Twin bomb blasts kill 2, injure over 100 at milestone rally of Turkey's HDP

Twin bomb blasts kill 2, injure over 100 at milestone rally of Turkey's HDP

Twin bomb blasts kill 2, injure over 100 at milestone rally of Turkeys HDP

DHA photo

Two people were killed and over 100 were  injured when bombs exploded ahead of the Kurdish problem-focused Peoples' Democratic Party's (HDP) rally in the southeastern Turkish province of Diyarbakır on June 5.

In a written statement on June 2, Diyarbakır Chief Public Prosecutor Ramazan Solmaz said two people, 34-year-old Şeyhmuz Kaçan and 47-year-old Necati Kurul, were killed in the explosion, while more than 100 people were injured in the explosion and the panic that followed.

“The scene, and the evidence regarding the incident have been secured and a thorough investigation has been launched, led by the deputy chief public prosecutor and four other prosecutors,” Solmaz said in his statement.

Some local sources said the number of people injured in the blasts was over 300.

Security forces have determined that the explosion was caused by one bomb put inside a gas cylinder packed with ball bearings, and one percussion bomb, daily Hürriyet reported on its website. Security forces said there were hundreds of ball bearings and nails inside the gas bottle to increase the damage and a reinforced explosive material was used.

Experts have collected more than 100 pieces of ball bearings and pieces of the gas bottle scattered around the explosion zone and the pieces were taken to a criminal lab for further tests.

Terrorism and intelligence experts are controlling the surveillance camera footage of the area, the report said, adding that no suspects have been determined yet.

The HDP's co-chair, Selahattin Demirtaş, was scheduled to speak at 18.30 p.m., around half-an-hour after the explosion.

The HDP's Diyarbakır rally was expected to be the party's largest in its campaign for the June 7 general election, in which the Kurdish votes will be critical.

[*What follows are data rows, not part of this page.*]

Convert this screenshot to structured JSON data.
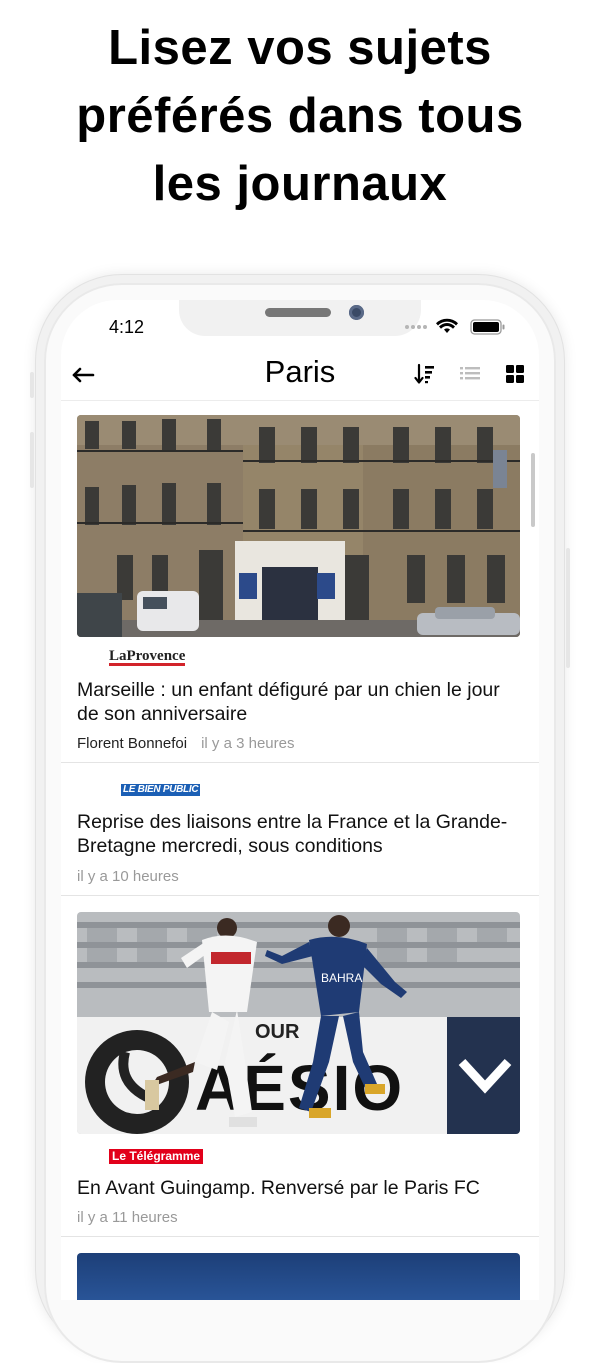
{
  "promo": {
    "line1": "Lisez vos sujets",
    "line2": "préférés dans tous",
    "line3": "les journaux"
  },
  "status_bar": {
    "time": "4:12"
  },
  "navbar": {
    "title": "Paris",
    "back_icon": "arrow-left-icon",
    "sort_icon": "sort-icon",
    "list_icon": "list-view-icon",
    "grid_icon": "grid-view-icon"
  },
  "articles": [
    {
      "source": "LaProvence",
      "title": "Marseille : un enfant défiguré par un chien le jour de son anniversaire",
      "author": "Florent Bonnefoi",
      "time": "il y a 3 heures"
    },
    {
      "source": "LE BIEN PUBLIC",
      "title": "Reprise des liaisons entre la France et la Grande-Bretagne mercredi, sous conditions",
      "time": "il y a 10 heures"
    },
    {
      "source": "Le Télégramme",
      "title": "En Avant Guingamp. Renversé par le Paris FC",
      "time": "il y a 11 heures"
    }
  ],
  "colors": {
    "laprovence_red": "#d2232a",
    "bienpublic_blue": "#1b5fb5",
    "telegramme_red": "#e2001a",
    "meta_gray": "#999999"
  }
}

After the explosion, most of the crowd left the square in panic, private broadcaster CNNTürk reported. 
As ambulances carried the casualties to nearby hospitals, police took precautionary measures in the area of the blast.

The rally was cancelled but a large group of youths remained at the site, protesting the explosions. Some threw stones at a police water canon that moved in to disperse the crowd.

Meanwhile, Demirtaş has called on everyone to stay calm. "Whatever the cause of the explosion, I invite the
people of Diyarbakır to be calm and avoid any provocation," he said in a live phone call with CNNTürk.

According to President Recep Tayyip Erdoğan, the target of the attack was the June 7 elections.
"It is obvious that the blasts aim to overshadow [Sunday's elections]," Erdoğan said in a live televised interview on June 5.

"Democratic expansion, national unity and brotherhood projects and solution process. There are groups who want to overshadow these things."

Turkish Prime Minister Ahmet Davutoğlu vowed to catch any perpetrators, saying that the bombs were an attack on Turkish democracy.

"No matter why, whoever has done this attack, the perpetrators target Turkey and Turkish democracy," Davutoğlu, leader of the ruling Justice and Development (AKP), said in a televised interview late June 5.

He added that the bombings were carried out by "dirty hands" or "circles" that were aware of the "heavy consequences of such manipulations,” according to Anadolu Agency.

Main opposition Republican People’s Party (CHP) leader Kemal Kılıçdaroğlu also condemned the attack and urged restraint ahead of the elections. 

The HDP is vying to pass the threshold of 10 percent of total votes required to take seats in parliament. If it succeeds it could make it impossible for the ruling AKP to reach a supermajority in parliament. That would scuttle the AKP’s ambitions to introduce a new constitution and change Turkey’s parliamentary system into a presidential system that could give President Erdoğan executive powers.